▶ **What you need to do**
All records are to be printed again exactly as they appear.

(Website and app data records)
· · · · ·
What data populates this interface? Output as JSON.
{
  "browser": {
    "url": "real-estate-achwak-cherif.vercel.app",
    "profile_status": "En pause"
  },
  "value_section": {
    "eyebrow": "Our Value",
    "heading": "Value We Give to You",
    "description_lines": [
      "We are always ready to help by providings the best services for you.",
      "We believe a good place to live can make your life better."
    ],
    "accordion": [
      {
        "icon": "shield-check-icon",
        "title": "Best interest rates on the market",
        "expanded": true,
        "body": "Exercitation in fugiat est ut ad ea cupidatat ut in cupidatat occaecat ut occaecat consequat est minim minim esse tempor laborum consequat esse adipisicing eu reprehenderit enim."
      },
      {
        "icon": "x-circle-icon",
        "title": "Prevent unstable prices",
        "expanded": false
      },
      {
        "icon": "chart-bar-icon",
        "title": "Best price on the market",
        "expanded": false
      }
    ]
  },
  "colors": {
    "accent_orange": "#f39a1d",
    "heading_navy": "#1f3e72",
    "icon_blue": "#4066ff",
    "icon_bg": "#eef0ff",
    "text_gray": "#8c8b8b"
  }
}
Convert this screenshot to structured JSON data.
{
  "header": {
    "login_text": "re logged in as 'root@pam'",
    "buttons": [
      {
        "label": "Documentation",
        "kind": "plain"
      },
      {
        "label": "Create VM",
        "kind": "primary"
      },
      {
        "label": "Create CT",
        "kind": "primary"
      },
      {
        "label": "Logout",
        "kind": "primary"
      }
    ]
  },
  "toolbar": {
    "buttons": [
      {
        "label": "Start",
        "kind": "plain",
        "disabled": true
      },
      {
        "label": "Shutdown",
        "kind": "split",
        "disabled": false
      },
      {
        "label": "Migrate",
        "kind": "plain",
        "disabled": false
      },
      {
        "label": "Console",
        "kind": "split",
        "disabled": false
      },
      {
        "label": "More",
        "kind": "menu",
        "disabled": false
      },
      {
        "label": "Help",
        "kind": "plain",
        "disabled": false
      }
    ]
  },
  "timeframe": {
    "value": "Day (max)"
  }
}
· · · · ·
▶ **Output of the task**
What data populates this interface? Output as JSON.
{
  "browser": {
    "url": "real-estate-achwak-cherif.vercel.app",
    "profile_status": "En pause"
  },
  "value_section": {
    "eyebrow": "Our Value",
    "heading": "Value We Give to You",
    "description_lines": [
      "We are always ready to help by providings the best services for you.",
      "We believe a good place to live can make your life better."
    ],
    "accordion": [
      {
        "icon": "shield-check-icon",
        "title": "Best interest rates on the market",
        "expanded": true,
        "body": "Exercitation in fugiat est ut ad ea cupidatat ut in cupidatat occaecat ut occaecat consequat est minim minim esse tempor laborum consequat esse adipisicing eu reprehenderit enim."
      },
      {
        "icon": "x-circle-icon",
        "title": "Prevent unstable prices",
        "expanded": false
      },
      {
        "icon": "chart-bar-icon",
        "title": "Best price on the market",
        "expanded": false
      }
    ]
  },
  "colors": {
    "accent_orange": "#f39a1d",
    "heading_navy": "#1f3e72",
    "icon_blue": "#4066ff",
    "icon_bg": "#eef0ff",
    "text_gray": "#8c8b8b"
  }
}
Convert this screenshot to structured JSON data.
{
  "header": {
    "login_text": "re logged in as 'root@pam'",
    "buttons": [
      {
        "label": "Documentation",
        "kind": "plain"
      },
      {
        "label": "Create VM",
        "kind": "primary"
      },
      {
        "label": "Create CT",
        "kind": "primary"
      },
      {
        "label": "Logout",
        "kind": "primary"
      }
    ]
  },
  "toolbar": {
    "buttons": [
      {
        "label": "Start",
        "kind": "plain",
        "disabled": true
      },
      {
        "label": "Shutdown",
        "kind": "split",
        "disabled": false
      },
      {
        "label": "Migrate",
        "kind": "plain",
        "disabled": false
      },
      {
        "label": "Console",
        "kind": "split",
        "disabled": false
      },
      {
        "label": "More",
        "kind": "menu",
        "disabled": false
      },
      {
        "label": "Help",
        "kind": "plain",
        "disabled": false
      }
    ]
  },
  "timeframe": {
    "value": "Day (max)"
  }
}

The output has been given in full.